Overloaded or unevenly loaded knee joints can cause osteoarthritis (OA), or cause your OA to get worse. Learning how to walk differently may be able to correct the loading problem and reduce your knee pain. This approach is being studied in people with medial, or inner, compartment OA — which is 10 times more common than other forms of knee OA.
“The medial knee compartment bears a much higher load than the lateral [outside] compartment,” says Pete Shull, PhD, assistant professor in the School of Mechanical Engineering at Shanghai Jiao Tong University in Shanghai, China. “That’s just the way our bodies are structured. The inside knee compartment experiences loading [or force] that’s two to three times higher than the outside.”
Researchers are looking for ways to shift some of the medial compartment’s load to the lateral one. “The lateral compartment almost always has healthy cartilage,” says Shull. “The compartments are like brake pads on a bike, unevenly worn. So by changing the way someone walks, we can get the cartilage in the compartments to wear more evenly.”
What the Studies Show
In a 2011 study published in the Journal of Biomechanics, Shull and his colleagues retrained nine healthy people without osteoarthritis to shift their gait.
They had the participants walk on a treadmill while wearing equipment that measured the forces on the knee and gave feedback on how they were walking. With the feedback, participants were able to learn how to shift weight to different parts of the knee. The pressure on the medial compartment was reduced by 20%. A knee brace can reduce pressure by 10–15% and foot orthotics can reduce pressure by 5–10%.
Once Shull and his colleagues established that the technology could help healthy people learn new walking patterns, they decided to test it on people with symptomatic knee osteoarthritis.
The 2013 study published in the Journal of Orthopaedic Research, looked at 10 people with medial compartment knee OA and self-reported pain. They participated in weekly gait retraining sessions for six weeks. Their scores for pain and function improved by 29% and 32%, respectively.
Researchers at University of British Columbia and University of Melbourne have also been studying how changes in gait may lessen knee burden. In a 2012 study published in Arthritis Care and Research, they taught 22 participants with knee OA to shift their trunks toward their damaged knee. Although the greater the lean, the less pressure on the inner joint, participants had a tough time learning the new walk and initially at least, found no pain reduction.

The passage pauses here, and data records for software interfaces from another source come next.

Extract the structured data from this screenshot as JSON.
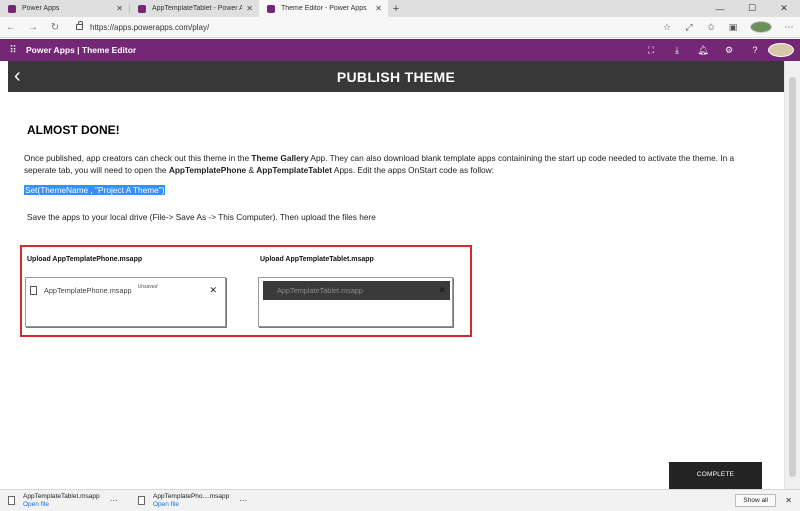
{
  "browser": {
    "tabs": [
      {
        "label": "Power Apps",
        "active": false
      },
      {
        "label": "AppTemplateTablet - Power Apps",
        "active": false
      },
      {
        "label": "Theme Editor - Power Apps",
        "active": true
      }
    ],
    "url": "https://apps.powerapps.com/play/"
  },
  "header": {
    "title": "Power Apps  |  Theme Editor",
    "brand_color": "#742774"
  },
  "app": {
    "bar_title": "PUBLISH THEME",
    "heading": "ALMOST DONE!",
    "para": {
      "p1": "Once published, app creators can check out this theme in the ",
      "b1": "Theme Gallery",
      "p2": " App. They can also download blank template apps containining the start up code needed to activate the theme. In a seperate tab, you will need to open the ",
      "b2": "AppTemplatePhone",
      "p3": " & ",
      "b3": "AppTemplateTablet",
      "p4": " Apps. Edit the apps OnStart code as follow:"
    },
    "code": "Set(ThemeName , \"Project A Theme\")",
    "save_text": "Save the apps to your local drive (File-> Save As -> This Computer).  Then upload the files here",
    "upload_phone": {
      "label": "Upload AppTemplatePhone.msapp",
      "file": "AppTemplatePhone.msapp",
      "status": "Unsaved"
    },
    "upload_tablet": {
      "label": "Upload AppTemplateTablet.msapp",
      "file": "AppTemplateTablet.msapp"
    },
    "complete_label": "COMPLETE"
  },
  "downloads": {
    "items": [
      {
        "name": "AppTemplateTablet.msapp",
        "action": "Open file"
      },
      {
        "name": "AppTemplatePho....msapp",
        "action": "Open file"
      }
    ],
    "show_all": "Show all"
  }
}
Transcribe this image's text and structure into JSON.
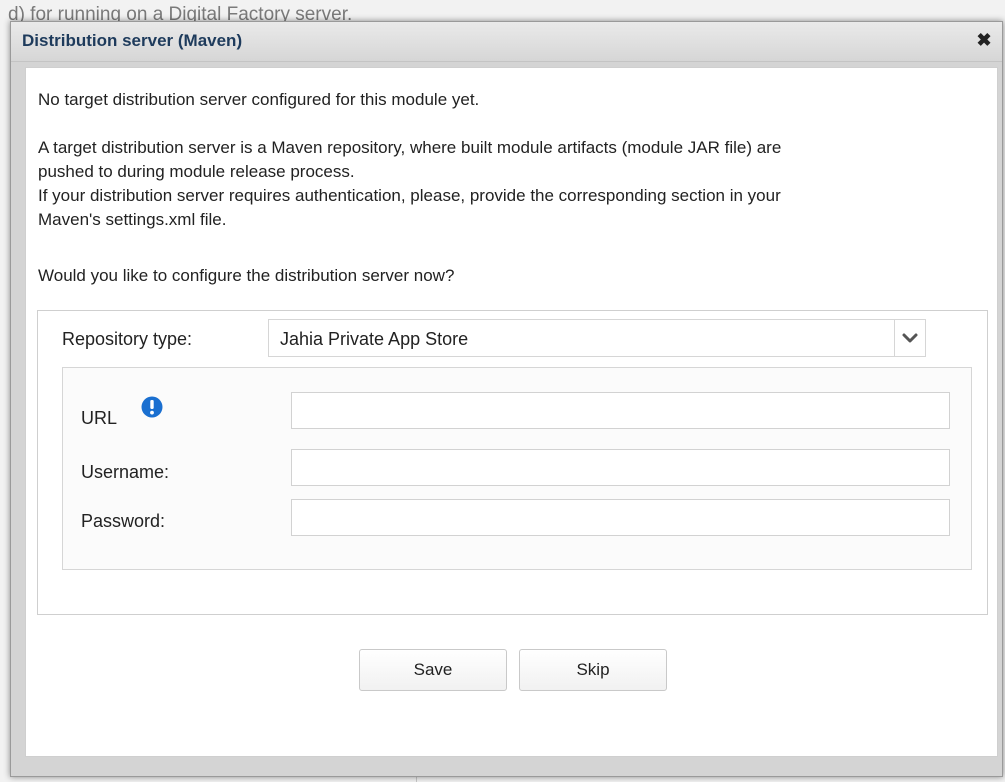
{
  "background": {
    "partial_text": "d) for running on a Digital Factory server."
  },
  "dialog": {
    "title": "Distribution server (Maven)",
    "close_symbol": "✖",
    "close_icon": "close-icon",
    "message_no_target": "No target distribution server configured for this module yet.",
    "description_line1": "A target distribution server is a Maven repository, where built module artifacts (module JAR file) are",
    "description_line2": "pushed to during module release process.",
    "description_line3": "If your distribution server requires authentication, please, provide the corresponding section in your",
    "description_line4": "Maven's settings.xml file.",
    "question": "Would you like to configure the distribution server now?",
    "form": {
      "repository_type_label": "Repository type:",
      "repository_type_value": "Jahia Private App Store",
      "dropdown_icon": "chevron-down-icon",
      "url_label": "URL",
      "url_info_icon": "info-icon",
      "url_value": "",
      "username_label": "Username:",
      "username_value": "",
      "password_label": "Password:",
      "password_value": ""
    },
    "buttons": {
      "save_label": "Save",
      "skip_label": "Skip"
    }
  },
  "colors": {
    "title_text": "#1e3b5c",
    "info_icon": "#1a6fd0"
  }
}
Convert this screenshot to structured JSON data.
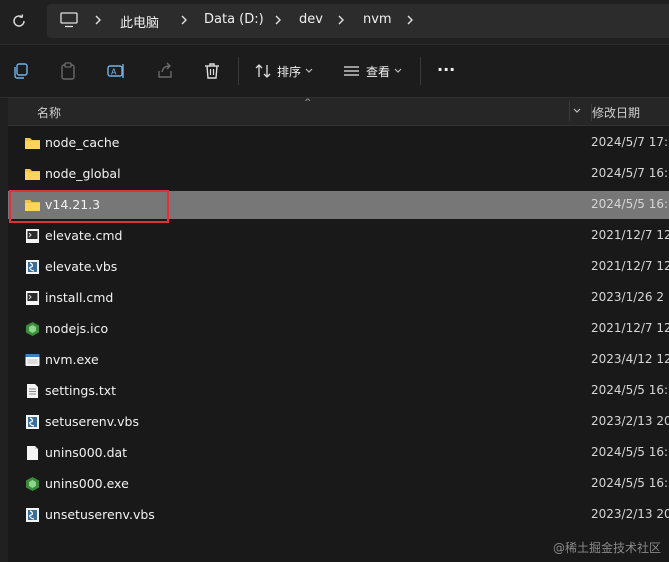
{
  "address_bar": {
    "crumbs": [
      "此电脑",
      "Data (D:)",
      "dev",
      "nvm"
    ]
  },
  "toolbar": {
    "sort_label": "排序",
    "view_label": "查看",
    "more_label": "···"
  },
  "columns": {
    "name": "名称",
    "date": "修改日期"
  },
  "files": [
    {
      "name": "node_cache",
      "date": "2024/5/7 17:",
      "icon": "folder-icon"
    },
    {
      "name": "node_global",
      "date": "2024/5/7 16:",
      "icon": "folder-icon"
    },
    {
      "name": "v14.21.3",
      "date": "2024/5/5 16:",
      "icon": "folder-icon",
      "selected": true
    },
    {
      "name": "elevate.cmd",
      "date": "2021/12/7 12",
      "icon": "cmd-file-icon"
    },
    {
      "name": "elevate.vbs",
      "date": "2021/12/7 12",
      "icon": "vbs-file-icon"
    },
    {
      "name": "install.cmd",
      "date": "2023/1/26 2",
      "icon": "cmd-file-icon"
    },
    {
      "name": "nodejs.ico",
      "date": "2021/12/7 12",
      "icon": "node-hex-icon"
    },
    {
      "name": "nvm.exe",
      "date": "2023/4/12 12",
      "icon": "exe-file-icon"
    },
    {
      "name": "settings.txt",
      "date": "2024/5/5 16:",
      "icon": "text-file-icon"
    },
    {
      "name": "setuserenv.vbs",
      "date": "2023/2/13 20",
      "icon": "vbs-file-icon"
    },
    {
      "name": "unins000.dat",
      "date": "2024/5/5 16:",
      "icon": "blank-file-icon"
    },
    {
      "name": "unins000.exe",
      "date": "2024/5/5 16:",
      "icon": "node-hex-icon"
    },
    {
      "name": "unsetuserenv.vbs",
      "date": "2023/2/13 20",
      "icon": "vbs-file-icon"
    }
  ],
  "watermark": "@稀土掘金技术社区",
  "colors": {
    "folder": "#f5c443",
    "selection": "#777777",
    "highlight_box": "#e0303a",
    "background": "#191919"
  }
}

Similarly, a 2013 study by the same group, which examined the effects of altering foot angles in 22 people with knee OA, showed no immediate change in knee pain or other symptoms.
What You Can Do Now
Shull and colleagues at Stanford University in California are working to develop wearable equipment to enable real-time feedback about gait patterns that can be used in clinics.
For now, patients can get movement retraining by working with a physical therapist, says orthopedic surgeon Jason Dragoo, MD, associate professor in the Department of Orthopedic Surgery at Stanford, who has been working with Shull and others on gait retraining research. “The physical therapist can help them to walk symmetrically and to spend equal time on both legs, making sure that the trunk is over the legs and not swaying side to side. When you limp, you lose efficiency and that can make knee pain worse.”
What’s most important is to practice the new movement, says Dr. Dragoo: “Once the physical therapist teaches you how to walk differently, you have to be committed to watching the way you walk.”